"In two weeks, 15 of us saw 3,077 patients," says Gil, a nurse, of her most recent trip in April, describing the almost unimaginably bleak living conditions of villagers who live around the school. Among the conditions that Gil and her OMNI colleagues treat are tropical ulcers– infections that cause large open wounds that, without even basic first aid like band-aids, can remain open for years. Also common, Gil reports, are severe burns– particularly in children, who've fallen into the open fires used for cooking.
She holds a picture of a young boy with second and third degree burns over much of his face, and recalls struggling to find a way to cover his wound. Eventually, a small piece of fleece, fashioned into a ski-mask-style hat, offered some protection from the ubiquitous flies that carry infection and can lay eggs in open wounds.
It's far from a perfect solution, she acknowledges, but in third-world conditions, it's better than the alternative: nothing– and the actual medical treatment may not have the most impact.
"The compassion is maybe what lasts," she muses, describing the delight shown by an 80-year-old man who received his first pair of shoes.

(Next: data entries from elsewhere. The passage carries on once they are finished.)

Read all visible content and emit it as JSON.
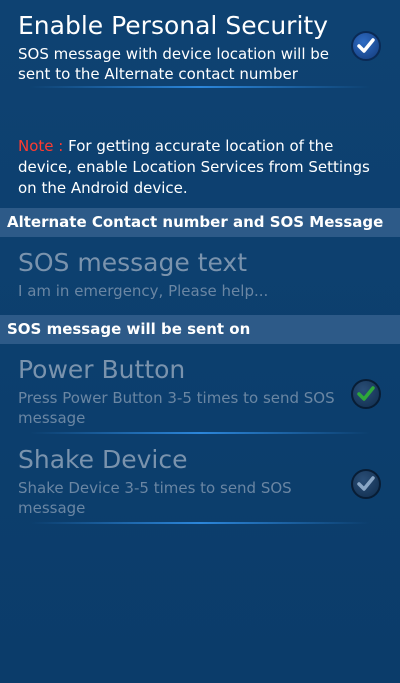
{
  "personal_security": {
    "title": "Enable Personal Security",
    "summary": "SOS message with device location will be sent to the Alternate contact number",
    "checked": true
  },
  "note": {
    "label": "Note : ",
    "text": "For getting accurate location of the device, enable Location Services from Settings on the Android device."
  },
  "section_contact": {
    "header": "Alternate Contact number and SOS Message"
  },
  "sos_message": {
    "title": "SOS message text",
    "summary": "I am in emergency, Please help..."
  },
  "section_sent_on": {
    "header": "SOS message will be sent on"
  },
  "power_button": {
    "title": "Power Button",
    "summary": "Press Power Button 3-5 times to send SOS message",
    "checked": true,
    "check_color": "#2ea83a"
  },
  "shake_device": {
    "title": "Shake Device",
    "summary": "Shake Device 3-5 times to send SOS message",
    "checked": true,
    "check_color": "#8aa7c6"
  },
  "icons": {
    "checkbox": "checkmark-icon"
  }
}
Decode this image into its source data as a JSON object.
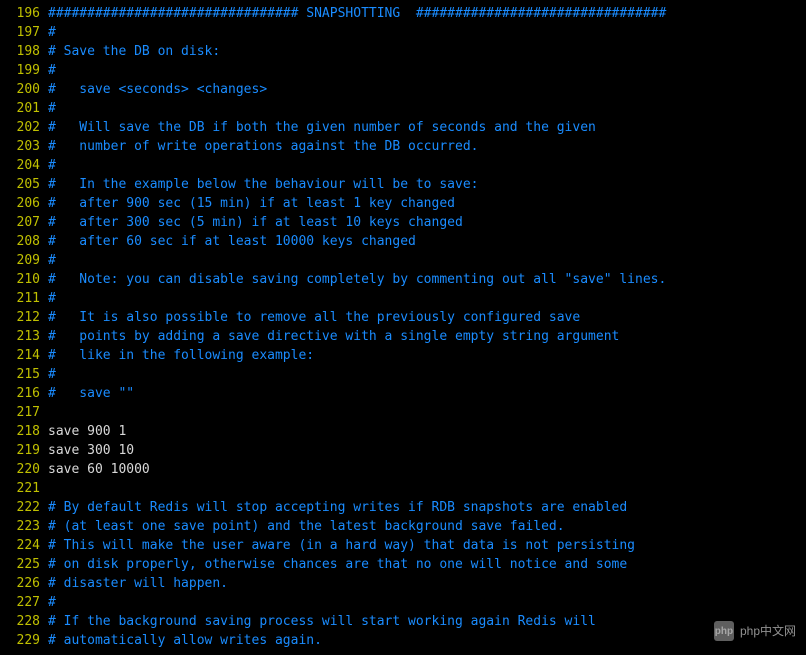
{
  "lines": [
    {
      "n": 196,
      "cls": "comment",
      "t": "################################ SNAPSHOTTING  ################################"
    },
    {
      "n": 197,
      "cls": "comment",
      "t": "#"
    },
    {
      "n": 198,
      "cls": "comment",
      "t": "# Save the DB on disk:"
    },
    {
      "n": 199,
      "cls": "comment",
      "t": "#"
    },
    {
      "n": 200,
      "cls": "comment",
      "t": "#   save <seconds> <changes>"
    },
    {
      "n": 201,
      "cls": "comment",
      "t": "#"
    },
    {
      "n": 202,
      "cls": "comment",
      "t": "#   Will save the DB if both the given number of seconds and the given"
    },
    {
      "n": 203,
      "cls": "comment",
      "t": "#   number of write operations against the DB occurred."
    },
    {
      "n": 204,
      "cls": "comment",
      "t": "#"
    },
    {
      "n": 205,
      "cls": "comment",
      "t": "#   In the example below the behaviour will be to save:"
    },
    {
      "n": 206,
      "cls": "comment",
      "t": "#   after 900 sec (15 min) if at least 1 key changed"
    },
    {
      "n": 207,
      "cls": "comment",
      "t": "#   after 300 sec (5 min) if at least 10 keys changed"
    },
    {
      "n": 208,
      "cls": "comment",
      "t": "#   after 60 sec if at least 10000 keys changed"
    },
    {
      "n": 209,
      "cls": "comment",
      "t": "#"
    },
    {
      "n": 210,
      "cls": "comment",
      "t": "#   Note: you can disable saving completely by commenting out all \"save\" lines."
    },
    {
      "n": 211,
      "cls": "comment",
      "t": "#"
    },
    {
      "n": 212,
      "cls": "comment",
      "t": "#   It is also possible to remove all the previously configured save"
    },
    {
      "n": 213,
      "cls": "comment",
      "t": "#   points by adding a save directive with a single empty string argument"
    },
    {
      "n": 214,
      "cls": "comment",
      "t": "#   like in the following example:"
    },
    {
      "n": 215,
      "cls": "comment",
      "t": "#"
    },
    {
      "n": 216,
      "cls": "comment",
      "t": "#   save \"\""
    },
    {
      "n": 217,
      "cls": "plain",
      "t": ""
    },
    {
      "n": 218,
      "cls": "plain",
      "t": "save 900 1"
    },
    {
      "n": 219,
      "cls": "plain",
      "t": "save 300 10"
    },
    {
      "n": 220,
      "cls": "plain",
      "t": "save 60 10000"
    },
    {
      "n": 221,
      "cls": "plain",
      "t": ""
    },
    {
      "n": 222,
      "cls": "comment",
      "t": "# By default Redis will stop accepting writes if RDB snapshots are enabled"
    },
    {
      "n": 223,
      "cls": "comment",
      "t": "# (at least one save point) and the latest background save failed."
    },
    {
      "n": 224,
      "cls": "comment",
      "t": "# This will make the user aware (in a hard way) that data is not persisting"
    },
    {
      "n": 225,
      "cls": "comment",
      "t": "# on disk properly, otherwise chances are that no one will notice and some"
    },
    {
      "n": 226,
      "cls": "comment",
      "t": "# disaster will happen."
    },
    {
      "n": 227,
      "cls": "comment",
      "t": "#"
    },
    {
      "n": 228,
      "cls": "comment",
      "t": "# If the background saving process will start working again Redis will"
    },
    {
      "n": 229,
      "cls": "comment",
      "t": "# automatically allow writes again."
    }
  ],
  "watermark": {
    "logo": "php",
    "text": "php中文网"
  }
}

While the fundraising goal to finish the wing is $15,000, both Gil and Dan say their presence at the Giant bake sale has less to do with raising money than with memory.
"It's important to maintain a level of awareness in the community," says Dan Harrington, mentioning the incoming crop of UVA First Years who may never have heard Morgan's name or the story of how she disappeared from outside a Metallica concert at John Paul Jones Arena on October 17, 2009 and how her remains were discovered three months later on a remote Albemarle County farm.
"They don't know that there's a killer still in this community," he says.
In addition to making continued appearances in Charlottesville, the Harringtons say they're continuing to push for a national DNA database to further enable familial DNA searches and will continue to support a proposed bill at the state level that would require campus police to hand murder cases over to local authorities.–Courteney Stuart
• The rental truck company, U-Haul, was misspelled in the print edition of this story. It has been corrected in this archived online edition.
• Andy Thomson's book is entitled Why We Believe in God(s), not Why We Believe in the God(s). It has been corrected in this archived online edition.
• Frank Stoner is still involved with the rehab of Jefferson School, but he's now with Milestone Partners LLC, not Stonehaus, as originally reported.